Measuring the Shear Strength of Rock Core using a Guillotine Shearbox
Prof Doug Milne ( - University of Saskatchewan), Mr Garrett Snell ( - University of Saskatchewan), Mrs Donna Beneteau ( - University of Saskatchewan), Mr Zbigniew Szczepanik ( - University of Saskatchewan)
The shear strength of intact rock can be an important property for rock mechanics design. Although the unconfined compressive strength of rock core is often measured with laboratory testing, the shear strength of that rock is difficult to measure directly. A guillotine-type “shearbox” has been developed to directly measure the shear strength of intact rock core. An additional, alteration was made to the shearbox to apply normal forces to the shear plane. Ideally, a failure criteria or envelope can be determined when multiple tests are conducted on rock cores of similar type. Since most failure in underground mines is usually of most concern when it occurs near an excavation, failure behaviour at low confinements is more representative of field conditions.

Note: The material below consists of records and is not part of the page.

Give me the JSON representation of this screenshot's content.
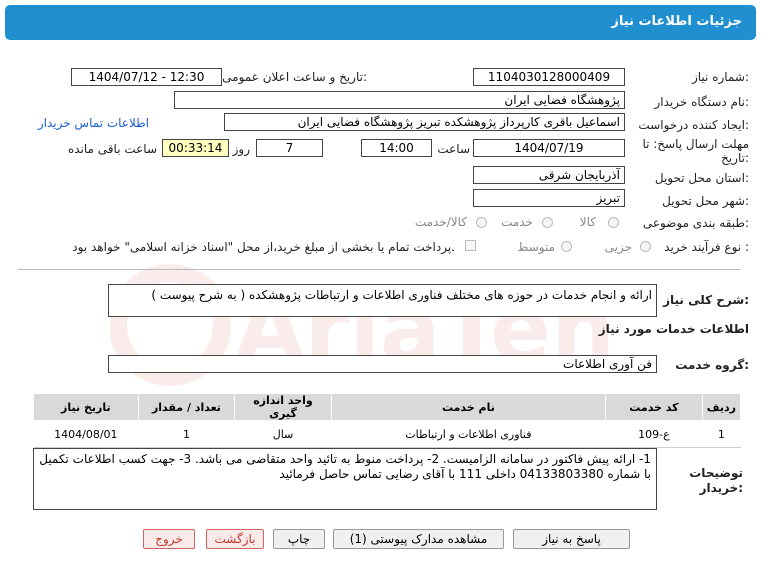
{
  "header": {
    "title": "جزئیات اطلاعات نیاز"
  },
  "form": {
    "need_number_label": "شماره نیاز:",
    "need_number": "1104030128000409",
    "announce_label": "تاریخ و ساعت اعلان عمومی:",
    "announce_value": "1404/07/12 - 12:30",
    "buyer_org_label": "نام دستگاه خریدار:",
    "buyer_org": "پژوهشگاه فضایی ایران",
    "creator_label": "ایجاد کننده درخواست:",
    "creator": "اسماعیل باقری کارپرداز پژوهشکده تبریز پژوهشگاه فضایی ایران",
    "contact_link": "اطلاعات تماس خریدار",
    "deadline_label_1": "مهلت ارسال پاسخ: تا",
    "deadline_label_2": "تاریخ:",
    "deadline_date": "1404/07/19",
    "time_label": "ساعت",
    "deadline_time": "14:00",
    "days_value": "7",
    "days_label": "روز و",
    "remaining_value": "00:33:14",
    "remaining_label": "ساعت باقی مانده",
    "province_label": "استان محل تحویل:",
    "province": "آذربایجان شرقی",
    "city_label": "شهر محل تحویل:",
    "city": "تبریز",
    "category_label": "طبقه بندی موضوعی:",
    "category_options": [
      "کالا",
      "خدمت",
      "کالا/خدمت"
    ],
    "process_label": "نوع فرآیند خرید :",
    "process_options": [
      "جزیی",
      "متوسط"
    ],
    "payment_note": "پرداخت تمام یا بخشی از مبلغ خرید،از محل \"اسناد خزانه اسلامی\" خواهد بود."
  },
  "description": {
    "label": "شرح کلی نیاز:",
    "value": "ارائه و انجام خدمات در حوزه های مختلف فناوری اطلاعات و ارتباطات پژوهشکده ( به شرح پیوست )"
  },
  "services": {
    "section_title": "اطلاعات خدمات مورد نیاز",
    "group_label": "گروه خدمت:",
    "group_value": "فن آوری اطلاعات",
    "columns": [
      "ردیف",
      "کد خدمت",
      "نام خدمت",
      "واحد اندازه گیری",
      "تعداد / مقدار",
      "تاریخ نیاز"
    ],
    "rows": [
      {
        "row": "1",
        "code": "ع-109",
        "name": "فناوری اطلاعات و ارتباطات",
        "unit": "سال",
        "qty": "1",
        "date": "1404/08/01"
      }
    ]
  },
  "notes": {
    "label_1": "توضیحات",
    "label_2": "خریدار:",
    "text": "1- ارائه پیش فاکتور در سامانه الزامیست. 2- پرداخت منوط به تائید واحد متقاضی می باشد. 3- جهت کسب اطلاعات تکمیل با شماره 04133803380 داخلی 111  با آقای رضایی تماس حاصل فرمائید"
  },
  "buttons": {
    "reply": "پاسخ به نیاز",
    "docs": "مشاهده مدارک پیوستی (1)",
    "print": "چاپ",
    "back": "بازگشت",
    "exit": "خروج"
  },
  "watermark": {
    "text": "AriaTender.net"
  },
  "colors": {
    "header_bg": "#1f8fcf",
    "highlight": "#ffffc0",
    "link": "#1a5fd0"
  }
}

Unconfined compressive strength tests, coupled with low-confinement tri-axial tests and guillotine shear-box tests were conducted on concrete and limestone samples. The results of the different tests will be compared and discussed. This testing apparatus provides a relatively simple and inexpensive alternative, or addition to tri-axial testing. Making the failure criteria of a rock easier to attain and more representative of field conditions can assist engineers to make more educated design decisions in mining and civil projects.